→ **THE PROBLEM**:
In how many lines of the listing does the string "odio" appear? Give only the number.
BEGIN
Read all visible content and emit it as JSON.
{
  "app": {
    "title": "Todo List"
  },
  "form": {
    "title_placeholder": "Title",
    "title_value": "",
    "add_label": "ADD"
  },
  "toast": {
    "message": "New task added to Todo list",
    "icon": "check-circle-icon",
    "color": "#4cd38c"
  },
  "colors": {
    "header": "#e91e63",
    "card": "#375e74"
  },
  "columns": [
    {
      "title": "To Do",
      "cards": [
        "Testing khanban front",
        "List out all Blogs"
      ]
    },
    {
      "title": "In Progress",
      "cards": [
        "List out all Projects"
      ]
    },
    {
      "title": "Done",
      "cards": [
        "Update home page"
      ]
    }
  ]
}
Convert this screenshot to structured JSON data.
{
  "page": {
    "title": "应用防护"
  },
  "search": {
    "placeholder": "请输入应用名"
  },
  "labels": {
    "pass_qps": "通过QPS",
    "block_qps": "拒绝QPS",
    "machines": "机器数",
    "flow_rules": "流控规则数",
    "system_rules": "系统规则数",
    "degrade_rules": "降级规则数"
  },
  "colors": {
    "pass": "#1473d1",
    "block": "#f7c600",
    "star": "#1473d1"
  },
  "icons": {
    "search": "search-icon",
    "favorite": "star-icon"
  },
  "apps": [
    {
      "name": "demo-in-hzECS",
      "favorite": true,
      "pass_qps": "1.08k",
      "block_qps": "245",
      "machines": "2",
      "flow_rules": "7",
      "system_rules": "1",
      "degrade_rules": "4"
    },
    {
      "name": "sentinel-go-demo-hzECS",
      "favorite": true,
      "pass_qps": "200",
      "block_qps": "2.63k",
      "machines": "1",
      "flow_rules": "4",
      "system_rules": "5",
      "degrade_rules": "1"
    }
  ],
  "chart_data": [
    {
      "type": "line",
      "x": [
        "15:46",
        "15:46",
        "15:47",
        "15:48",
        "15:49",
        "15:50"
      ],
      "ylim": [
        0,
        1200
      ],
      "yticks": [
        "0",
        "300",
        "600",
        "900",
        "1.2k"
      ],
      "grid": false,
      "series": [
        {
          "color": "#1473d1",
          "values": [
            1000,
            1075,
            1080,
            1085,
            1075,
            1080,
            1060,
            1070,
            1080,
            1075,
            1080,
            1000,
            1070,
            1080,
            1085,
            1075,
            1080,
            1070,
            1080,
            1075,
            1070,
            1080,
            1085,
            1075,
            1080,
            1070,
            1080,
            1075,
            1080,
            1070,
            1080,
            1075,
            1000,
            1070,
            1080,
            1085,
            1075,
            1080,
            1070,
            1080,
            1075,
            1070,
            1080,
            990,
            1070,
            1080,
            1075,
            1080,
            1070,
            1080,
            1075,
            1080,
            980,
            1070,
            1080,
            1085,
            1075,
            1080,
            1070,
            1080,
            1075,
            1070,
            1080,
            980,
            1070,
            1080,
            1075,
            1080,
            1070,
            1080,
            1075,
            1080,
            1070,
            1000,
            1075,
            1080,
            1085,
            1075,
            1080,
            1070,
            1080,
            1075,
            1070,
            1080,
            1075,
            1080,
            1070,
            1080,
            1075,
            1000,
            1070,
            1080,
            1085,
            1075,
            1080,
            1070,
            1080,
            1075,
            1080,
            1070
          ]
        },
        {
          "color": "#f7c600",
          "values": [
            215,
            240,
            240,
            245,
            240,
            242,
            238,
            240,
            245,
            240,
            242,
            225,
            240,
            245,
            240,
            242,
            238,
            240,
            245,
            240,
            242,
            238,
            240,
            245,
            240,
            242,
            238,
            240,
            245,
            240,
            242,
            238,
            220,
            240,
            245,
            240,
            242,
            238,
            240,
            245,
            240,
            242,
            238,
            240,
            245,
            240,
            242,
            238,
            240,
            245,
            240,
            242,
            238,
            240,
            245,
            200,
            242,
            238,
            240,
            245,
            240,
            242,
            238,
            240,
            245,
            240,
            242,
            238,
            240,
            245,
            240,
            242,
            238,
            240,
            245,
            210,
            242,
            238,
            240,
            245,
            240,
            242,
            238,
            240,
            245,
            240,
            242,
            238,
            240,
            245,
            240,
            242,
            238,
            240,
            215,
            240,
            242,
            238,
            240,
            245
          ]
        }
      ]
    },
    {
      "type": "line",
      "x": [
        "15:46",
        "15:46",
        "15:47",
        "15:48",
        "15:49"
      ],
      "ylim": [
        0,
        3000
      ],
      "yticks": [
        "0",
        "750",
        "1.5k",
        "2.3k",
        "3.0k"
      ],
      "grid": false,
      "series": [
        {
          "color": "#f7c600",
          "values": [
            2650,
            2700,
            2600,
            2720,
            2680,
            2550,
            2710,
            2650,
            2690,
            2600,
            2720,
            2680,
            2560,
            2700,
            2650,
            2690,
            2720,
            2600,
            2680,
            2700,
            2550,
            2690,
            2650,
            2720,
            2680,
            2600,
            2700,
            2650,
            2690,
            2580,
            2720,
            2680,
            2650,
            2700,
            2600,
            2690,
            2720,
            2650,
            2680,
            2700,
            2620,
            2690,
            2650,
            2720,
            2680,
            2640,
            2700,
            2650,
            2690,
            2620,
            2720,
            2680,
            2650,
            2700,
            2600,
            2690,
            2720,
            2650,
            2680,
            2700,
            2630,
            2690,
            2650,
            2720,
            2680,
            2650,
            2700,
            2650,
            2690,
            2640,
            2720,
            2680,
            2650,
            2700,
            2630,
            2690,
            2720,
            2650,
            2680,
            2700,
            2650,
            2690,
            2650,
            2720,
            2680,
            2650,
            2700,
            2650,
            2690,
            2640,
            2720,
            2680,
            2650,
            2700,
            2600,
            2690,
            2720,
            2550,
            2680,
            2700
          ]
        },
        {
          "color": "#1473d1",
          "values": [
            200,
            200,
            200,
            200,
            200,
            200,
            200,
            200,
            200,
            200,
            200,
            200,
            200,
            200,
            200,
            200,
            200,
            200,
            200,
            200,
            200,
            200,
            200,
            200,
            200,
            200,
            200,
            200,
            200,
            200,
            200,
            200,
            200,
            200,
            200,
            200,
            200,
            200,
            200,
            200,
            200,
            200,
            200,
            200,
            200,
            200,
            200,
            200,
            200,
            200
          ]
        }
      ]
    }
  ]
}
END
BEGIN
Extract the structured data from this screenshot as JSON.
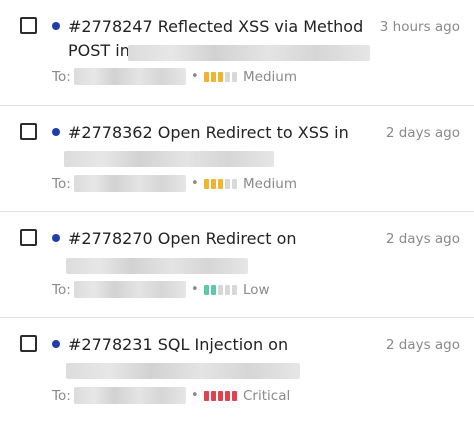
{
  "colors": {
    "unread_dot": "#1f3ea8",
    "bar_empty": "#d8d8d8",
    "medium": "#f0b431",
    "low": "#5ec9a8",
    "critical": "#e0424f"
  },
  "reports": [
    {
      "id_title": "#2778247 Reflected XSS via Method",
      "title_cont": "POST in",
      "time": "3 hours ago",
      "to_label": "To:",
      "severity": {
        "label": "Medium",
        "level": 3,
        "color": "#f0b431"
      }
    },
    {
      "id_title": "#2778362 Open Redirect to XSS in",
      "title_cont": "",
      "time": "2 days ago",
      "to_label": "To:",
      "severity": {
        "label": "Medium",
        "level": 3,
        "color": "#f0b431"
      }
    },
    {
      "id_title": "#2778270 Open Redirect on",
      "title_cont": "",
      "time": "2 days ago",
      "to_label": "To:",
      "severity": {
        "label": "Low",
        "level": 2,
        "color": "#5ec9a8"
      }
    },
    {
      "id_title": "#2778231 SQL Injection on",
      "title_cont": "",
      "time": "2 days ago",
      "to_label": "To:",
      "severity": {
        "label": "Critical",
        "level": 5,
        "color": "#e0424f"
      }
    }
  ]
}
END
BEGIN
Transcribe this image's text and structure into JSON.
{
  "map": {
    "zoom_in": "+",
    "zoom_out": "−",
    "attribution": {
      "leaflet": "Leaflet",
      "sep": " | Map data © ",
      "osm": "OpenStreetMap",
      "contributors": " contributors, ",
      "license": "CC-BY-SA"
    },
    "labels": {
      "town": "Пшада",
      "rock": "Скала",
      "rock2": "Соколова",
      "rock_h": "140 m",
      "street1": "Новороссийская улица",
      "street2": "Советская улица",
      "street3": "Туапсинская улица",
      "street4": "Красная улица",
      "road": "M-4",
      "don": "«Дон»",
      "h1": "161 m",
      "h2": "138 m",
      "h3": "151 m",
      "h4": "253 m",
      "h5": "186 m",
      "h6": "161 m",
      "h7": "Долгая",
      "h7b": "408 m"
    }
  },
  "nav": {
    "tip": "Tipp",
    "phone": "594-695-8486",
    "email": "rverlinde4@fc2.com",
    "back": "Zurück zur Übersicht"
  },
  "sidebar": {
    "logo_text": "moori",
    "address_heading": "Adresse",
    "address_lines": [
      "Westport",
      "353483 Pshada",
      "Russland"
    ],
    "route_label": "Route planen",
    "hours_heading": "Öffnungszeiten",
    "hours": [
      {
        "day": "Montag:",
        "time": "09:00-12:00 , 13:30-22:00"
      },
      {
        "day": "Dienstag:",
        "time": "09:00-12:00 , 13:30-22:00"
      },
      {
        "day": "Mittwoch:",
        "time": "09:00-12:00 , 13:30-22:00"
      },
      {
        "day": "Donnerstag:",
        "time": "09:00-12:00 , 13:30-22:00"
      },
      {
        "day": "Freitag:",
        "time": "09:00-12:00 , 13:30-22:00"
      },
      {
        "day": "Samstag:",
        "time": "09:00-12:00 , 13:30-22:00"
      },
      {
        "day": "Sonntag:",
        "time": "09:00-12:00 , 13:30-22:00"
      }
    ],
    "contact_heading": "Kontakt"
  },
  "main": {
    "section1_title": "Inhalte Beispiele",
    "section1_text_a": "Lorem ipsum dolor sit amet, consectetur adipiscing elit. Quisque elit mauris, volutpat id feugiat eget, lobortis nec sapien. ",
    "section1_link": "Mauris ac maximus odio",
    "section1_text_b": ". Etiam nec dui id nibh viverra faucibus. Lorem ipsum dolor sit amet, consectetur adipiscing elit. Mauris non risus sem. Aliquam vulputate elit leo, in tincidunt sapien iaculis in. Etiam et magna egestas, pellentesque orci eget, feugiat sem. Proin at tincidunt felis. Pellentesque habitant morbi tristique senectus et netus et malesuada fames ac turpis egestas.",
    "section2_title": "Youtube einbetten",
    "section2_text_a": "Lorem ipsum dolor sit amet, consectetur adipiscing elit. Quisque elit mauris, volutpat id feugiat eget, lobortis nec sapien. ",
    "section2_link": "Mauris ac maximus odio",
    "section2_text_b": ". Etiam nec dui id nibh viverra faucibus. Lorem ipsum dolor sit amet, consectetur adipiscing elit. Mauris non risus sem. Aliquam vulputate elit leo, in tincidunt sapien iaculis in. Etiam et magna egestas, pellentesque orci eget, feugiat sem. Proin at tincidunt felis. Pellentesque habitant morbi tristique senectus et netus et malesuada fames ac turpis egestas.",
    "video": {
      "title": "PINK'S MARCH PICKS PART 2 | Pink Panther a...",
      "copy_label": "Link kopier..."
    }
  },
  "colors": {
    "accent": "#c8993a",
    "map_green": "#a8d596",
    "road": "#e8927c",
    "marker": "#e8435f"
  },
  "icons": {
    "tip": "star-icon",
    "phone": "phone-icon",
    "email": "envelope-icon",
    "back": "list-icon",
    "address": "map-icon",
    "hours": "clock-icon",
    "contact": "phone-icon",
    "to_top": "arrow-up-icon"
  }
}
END
→ **SOLUTION**:
2